~  Various “triumphal” stories are later told that give rise to the claim that in this battle over half of the attacking Indians (160) are killed.

~  The site of this battle will become known as Fort Storey, located “twelve miles north” of Wadsworth – on old Nevada Route 34; now Nevada Route 446.  A monument dedicated to Captain Storey is located in the Masonic Cemetery at the north end of town, to the east, in Virginia City, Storey County, Nevada.

~  Captain Stewart insists on waiting until the next day to pursue the Indians, so they escape toward Pyramid Lake.
(Note:  Captain Stewart’s behavior strongly suggests that his combined force did not kill the 65% of the enemy that some have attributed to him.)
__________________________________________________________________________________________________
1860.06.03

*  SECOND PYRAMID LAKE INDIAN WAR
North America – United States of America – Nevada – Washoe County –
Truckee River – Pyramid Lake Indian Reservation – Fort Storey
(4 miles south of Nixon on Nevada Route 446)
~  The party pursues the Indians to the mouth of the river and then over to Mud Lake (now called Winnemucca Lake).  “About noon” the Indians are discovered to have gone up into a “deep canyon” toward the hills (possibly in the Warrior Peak area).

~  Robert Lyon, Ben Webster, Bill Allen (of Silver City, Nevada) and Samuel Buckland “scout” up the canyon (Sam Buckland smokes his pipe).  They find the Indians (and the Indians find them).  The Indians open fire and Bill Allen is killed – shot in the mouth.  The surviving three flee down the canyon, Samuel Buckland is hit in the leg by a spent bullet.  The party returns that night to Williams Station (apparently on horseback).
__________________________________________________________________________________________________
1860.06.04

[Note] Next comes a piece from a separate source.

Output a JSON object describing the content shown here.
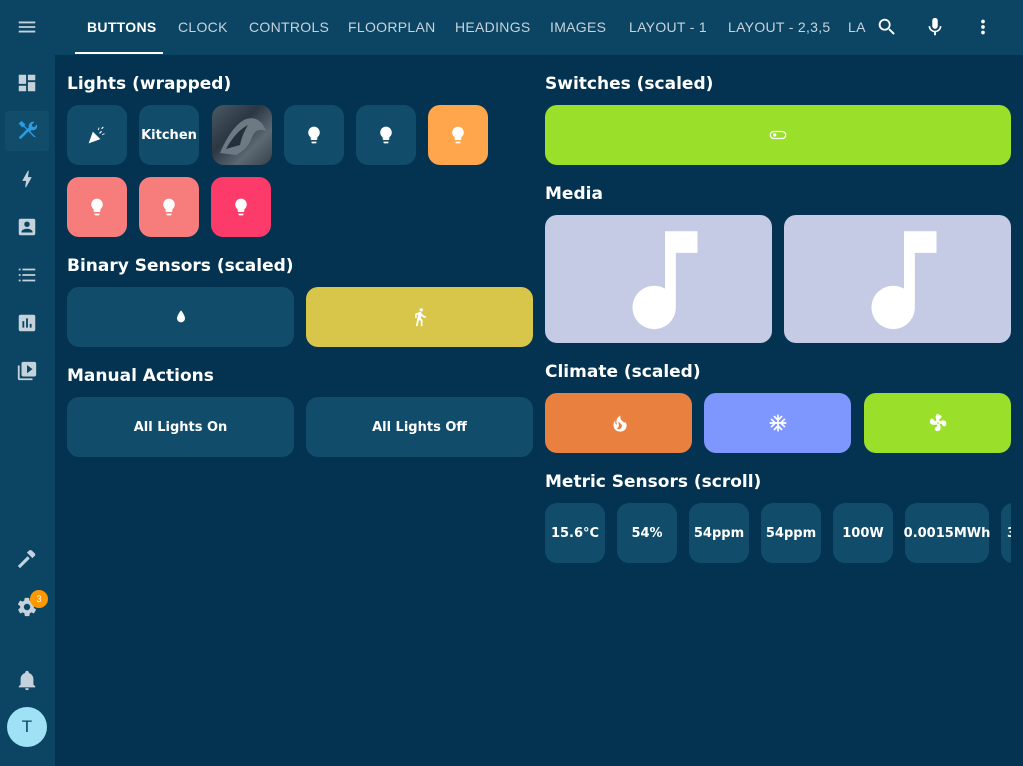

North America – United States of America – Nevada – Ormsby County –
Carson City –
~  On June 4th the Sam Buckland and part of the Carson City group returns to Carson City.

North America – United States of America – Nevada – Storey County –
Virginia City –
~  On June 4th U.S. Army Colonel Jack Hays and the first of the Nevada Volunteers returns to Virginia with exaggerated and triumphant stories of “fighting Indians”.  After years of suffering these ever growing stories Sam Buckland writes his story down.

North America – United States of America – Nevada – Washoe County –
Pyramid Lake Indian Reservation – Fort Haven
(6 miles northwest of Nixon on Nevada Route 447)
~  On June 4th U.S. Army Captain Joseph Stewart is not convinced that he has achieved an overwhelming victory over the Paiute Indians and fears the possibility of further conflict with these Pyramid Lake Indians.  He orders his troops to dig temporary earthworks at a site that is approximately two miles north and west of where the Truckee River empties into Pyramid Lake.  He sees it as a place of rest and relaxation from the long march and sudden battle, it is referred to as Fort Haven.

Thus ends the two most significant battles of what came to be called the “Paiute War of 1860”, the “Pyramid Lake Wars”, or the “Pyramid Lake Indian Wars”.

This Teppline is continued in posts found in July of 1860.

[Post originally written:  2010.03.24 / Fort Churchill – William’s Station and the Pyramid Lake Wars]